_Exercise_
Lines of the listing that contain "days" need to be copied.

[[ Data for this task open ]]

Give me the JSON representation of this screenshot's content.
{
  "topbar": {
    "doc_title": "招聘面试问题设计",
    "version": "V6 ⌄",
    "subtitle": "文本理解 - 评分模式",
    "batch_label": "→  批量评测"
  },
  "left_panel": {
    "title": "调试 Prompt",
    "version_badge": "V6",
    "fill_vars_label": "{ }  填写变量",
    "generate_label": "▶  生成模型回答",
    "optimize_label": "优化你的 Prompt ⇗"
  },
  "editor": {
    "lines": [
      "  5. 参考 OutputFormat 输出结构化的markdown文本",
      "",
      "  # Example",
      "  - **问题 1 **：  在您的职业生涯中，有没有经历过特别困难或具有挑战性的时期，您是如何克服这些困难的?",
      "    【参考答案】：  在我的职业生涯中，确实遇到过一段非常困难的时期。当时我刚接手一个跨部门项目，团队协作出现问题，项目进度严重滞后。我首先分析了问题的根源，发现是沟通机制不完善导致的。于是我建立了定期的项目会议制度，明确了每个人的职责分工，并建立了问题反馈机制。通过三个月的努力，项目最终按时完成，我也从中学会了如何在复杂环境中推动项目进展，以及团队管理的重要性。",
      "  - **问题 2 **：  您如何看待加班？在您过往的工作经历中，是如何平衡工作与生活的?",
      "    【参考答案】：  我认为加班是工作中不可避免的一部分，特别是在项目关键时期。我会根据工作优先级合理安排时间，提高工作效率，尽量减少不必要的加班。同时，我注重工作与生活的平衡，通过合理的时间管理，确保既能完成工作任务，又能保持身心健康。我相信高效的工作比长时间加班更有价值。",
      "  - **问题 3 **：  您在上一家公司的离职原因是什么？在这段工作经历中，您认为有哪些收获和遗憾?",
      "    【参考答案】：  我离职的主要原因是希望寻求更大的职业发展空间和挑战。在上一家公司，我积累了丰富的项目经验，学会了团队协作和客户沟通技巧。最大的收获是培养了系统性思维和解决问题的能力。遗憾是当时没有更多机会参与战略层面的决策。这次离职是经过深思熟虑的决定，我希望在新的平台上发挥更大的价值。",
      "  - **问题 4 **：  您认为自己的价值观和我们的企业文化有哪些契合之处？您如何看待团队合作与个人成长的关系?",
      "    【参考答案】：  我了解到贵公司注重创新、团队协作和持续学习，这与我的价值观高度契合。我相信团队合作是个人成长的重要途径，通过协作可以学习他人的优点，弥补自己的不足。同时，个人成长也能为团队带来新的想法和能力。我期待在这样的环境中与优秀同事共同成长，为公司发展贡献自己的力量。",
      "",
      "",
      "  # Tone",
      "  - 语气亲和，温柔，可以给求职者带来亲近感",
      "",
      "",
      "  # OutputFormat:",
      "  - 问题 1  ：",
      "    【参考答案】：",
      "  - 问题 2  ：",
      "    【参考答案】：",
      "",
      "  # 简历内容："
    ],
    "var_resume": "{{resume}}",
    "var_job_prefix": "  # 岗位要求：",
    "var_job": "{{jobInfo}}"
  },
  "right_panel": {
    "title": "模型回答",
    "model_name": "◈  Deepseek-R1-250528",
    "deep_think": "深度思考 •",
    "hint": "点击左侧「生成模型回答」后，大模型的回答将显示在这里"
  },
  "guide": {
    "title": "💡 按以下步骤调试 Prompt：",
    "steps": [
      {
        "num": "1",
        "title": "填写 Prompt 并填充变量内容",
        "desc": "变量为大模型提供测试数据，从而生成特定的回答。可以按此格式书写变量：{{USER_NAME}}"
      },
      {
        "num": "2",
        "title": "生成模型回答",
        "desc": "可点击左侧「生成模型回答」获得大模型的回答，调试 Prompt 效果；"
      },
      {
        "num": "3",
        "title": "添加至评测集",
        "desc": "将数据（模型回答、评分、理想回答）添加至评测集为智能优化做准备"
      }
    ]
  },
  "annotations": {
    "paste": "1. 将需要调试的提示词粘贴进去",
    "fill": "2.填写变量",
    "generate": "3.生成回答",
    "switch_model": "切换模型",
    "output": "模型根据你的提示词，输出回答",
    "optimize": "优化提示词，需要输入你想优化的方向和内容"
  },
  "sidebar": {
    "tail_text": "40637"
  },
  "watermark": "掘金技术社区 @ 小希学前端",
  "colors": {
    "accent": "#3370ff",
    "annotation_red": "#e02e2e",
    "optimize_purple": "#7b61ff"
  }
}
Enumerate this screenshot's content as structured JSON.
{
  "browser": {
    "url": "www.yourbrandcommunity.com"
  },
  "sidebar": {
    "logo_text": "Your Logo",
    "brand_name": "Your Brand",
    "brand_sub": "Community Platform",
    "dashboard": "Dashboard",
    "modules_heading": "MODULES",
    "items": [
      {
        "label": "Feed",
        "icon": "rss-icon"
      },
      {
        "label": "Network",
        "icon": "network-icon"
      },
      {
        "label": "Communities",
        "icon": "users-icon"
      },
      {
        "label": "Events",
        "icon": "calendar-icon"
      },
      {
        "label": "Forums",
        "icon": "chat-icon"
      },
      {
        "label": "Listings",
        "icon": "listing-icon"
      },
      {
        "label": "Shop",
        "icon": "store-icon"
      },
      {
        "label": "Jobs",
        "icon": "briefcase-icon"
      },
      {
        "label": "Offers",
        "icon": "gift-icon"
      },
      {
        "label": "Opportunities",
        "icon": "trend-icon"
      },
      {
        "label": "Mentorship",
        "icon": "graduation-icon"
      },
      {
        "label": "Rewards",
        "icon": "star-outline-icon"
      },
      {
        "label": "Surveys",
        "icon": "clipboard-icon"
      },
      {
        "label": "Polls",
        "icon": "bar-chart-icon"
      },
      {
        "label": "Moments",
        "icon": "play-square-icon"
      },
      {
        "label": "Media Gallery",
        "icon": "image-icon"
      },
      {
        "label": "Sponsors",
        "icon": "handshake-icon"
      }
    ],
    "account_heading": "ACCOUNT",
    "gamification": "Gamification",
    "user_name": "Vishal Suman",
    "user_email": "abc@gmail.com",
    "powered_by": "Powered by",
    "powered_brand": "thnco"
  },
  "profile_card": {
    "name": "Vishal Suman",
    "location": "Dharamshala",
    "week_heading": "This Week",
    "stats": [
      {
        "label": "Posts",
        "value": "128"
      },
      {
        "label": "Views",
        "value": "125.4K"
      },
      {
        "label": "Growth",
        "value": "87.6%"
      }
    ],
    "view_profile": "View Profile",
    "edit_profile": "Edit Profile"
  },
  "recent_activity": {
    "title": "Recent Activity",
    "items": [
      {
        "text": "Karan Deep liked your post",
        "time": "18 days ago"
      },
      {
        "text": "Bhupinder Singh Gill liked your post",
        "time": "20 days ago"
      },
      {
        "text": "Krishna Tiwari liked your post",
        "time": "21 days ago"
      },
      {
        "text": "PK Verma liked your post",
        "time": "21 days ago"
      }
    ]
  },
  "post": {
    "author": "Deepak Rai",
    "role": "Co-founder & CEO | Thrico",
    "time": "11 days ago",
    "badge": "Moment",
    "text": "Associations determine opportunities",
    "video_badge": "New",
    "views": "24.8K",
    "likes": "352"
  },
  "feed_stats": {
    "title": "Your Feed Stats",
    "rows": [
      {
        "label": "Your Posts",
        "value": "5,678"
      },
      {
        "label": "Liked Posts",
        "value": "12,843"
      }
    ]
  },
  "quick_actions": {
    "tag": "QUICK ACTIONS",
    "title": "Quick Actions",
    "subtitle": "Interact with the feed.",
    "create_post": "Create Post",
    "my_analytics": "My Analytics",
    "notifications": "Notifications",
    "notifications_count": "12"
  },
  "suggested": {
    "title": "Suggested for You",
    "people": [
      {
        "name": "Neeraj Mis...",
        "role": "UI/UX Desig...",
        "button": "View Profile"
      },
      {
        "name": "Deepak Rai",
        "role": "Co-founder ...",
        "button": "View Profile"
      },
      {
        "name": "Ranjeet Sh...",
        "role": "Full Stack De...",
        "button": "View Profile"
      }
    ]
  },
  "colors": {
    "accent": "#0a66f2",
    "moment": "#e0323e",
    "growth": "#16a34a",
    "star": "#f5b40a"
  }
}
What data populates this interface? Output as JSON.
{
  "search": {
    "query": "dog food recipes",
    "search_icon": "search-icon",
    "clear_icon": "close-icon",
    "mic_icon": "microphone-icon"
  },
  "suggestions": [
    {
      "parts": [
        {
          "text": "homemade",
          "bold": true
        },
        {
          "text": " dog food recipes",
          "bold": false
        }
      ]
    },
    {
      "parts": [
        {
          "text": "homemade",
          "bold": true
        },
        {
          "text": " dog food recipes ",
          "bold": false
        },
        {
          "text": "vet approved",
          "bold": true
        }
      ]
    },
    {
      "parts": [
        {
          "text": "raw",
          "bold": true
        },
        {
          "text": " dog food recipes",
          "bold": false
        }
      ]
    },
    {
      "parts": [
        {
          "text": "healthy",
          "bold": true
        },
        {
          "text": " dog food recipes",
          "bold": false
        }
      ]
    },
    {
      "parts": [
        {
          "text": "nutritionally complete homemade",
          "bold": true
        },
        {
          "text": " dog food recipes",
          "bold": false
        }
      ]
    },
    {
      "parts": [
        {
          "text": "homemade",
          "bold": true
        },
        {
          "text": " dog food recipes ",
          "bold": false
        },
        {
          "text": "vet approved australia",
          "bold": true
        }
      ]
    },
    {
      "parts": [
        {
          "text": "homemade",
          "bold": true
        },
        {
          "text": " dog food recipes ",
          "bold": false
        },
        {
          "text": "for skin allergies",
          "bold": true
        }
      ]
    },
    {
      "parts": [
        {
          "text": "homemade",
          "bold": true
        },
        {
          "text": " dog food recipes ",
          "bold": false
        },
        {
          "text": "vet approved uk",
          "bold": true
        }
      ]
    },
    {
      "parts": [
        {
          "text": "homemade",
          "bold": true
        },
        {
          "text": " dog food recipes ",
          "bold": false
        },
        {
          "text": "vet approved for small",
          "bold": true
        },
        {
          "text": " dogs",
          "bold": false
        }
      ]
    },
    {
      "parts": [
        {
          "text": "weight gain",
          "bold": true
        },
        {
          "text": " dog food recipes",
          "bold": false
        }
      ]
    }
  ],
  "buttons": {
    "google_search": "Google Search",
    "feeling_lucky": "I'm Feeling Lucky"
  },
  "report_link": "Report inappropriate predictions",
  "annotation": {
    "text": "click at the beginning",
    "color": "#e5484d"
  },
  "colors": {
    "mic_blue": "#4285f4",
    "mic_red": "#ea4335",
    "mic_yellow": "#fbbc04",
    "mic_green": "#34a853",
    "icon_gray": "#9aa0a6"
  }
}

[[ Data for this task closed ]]

_Answer to this task_
        "time": "18 days ago"
        "time": "20 days ago"
        "time": "21 days ago"
        "time": "21 days ago"
    "time": "11 days ago",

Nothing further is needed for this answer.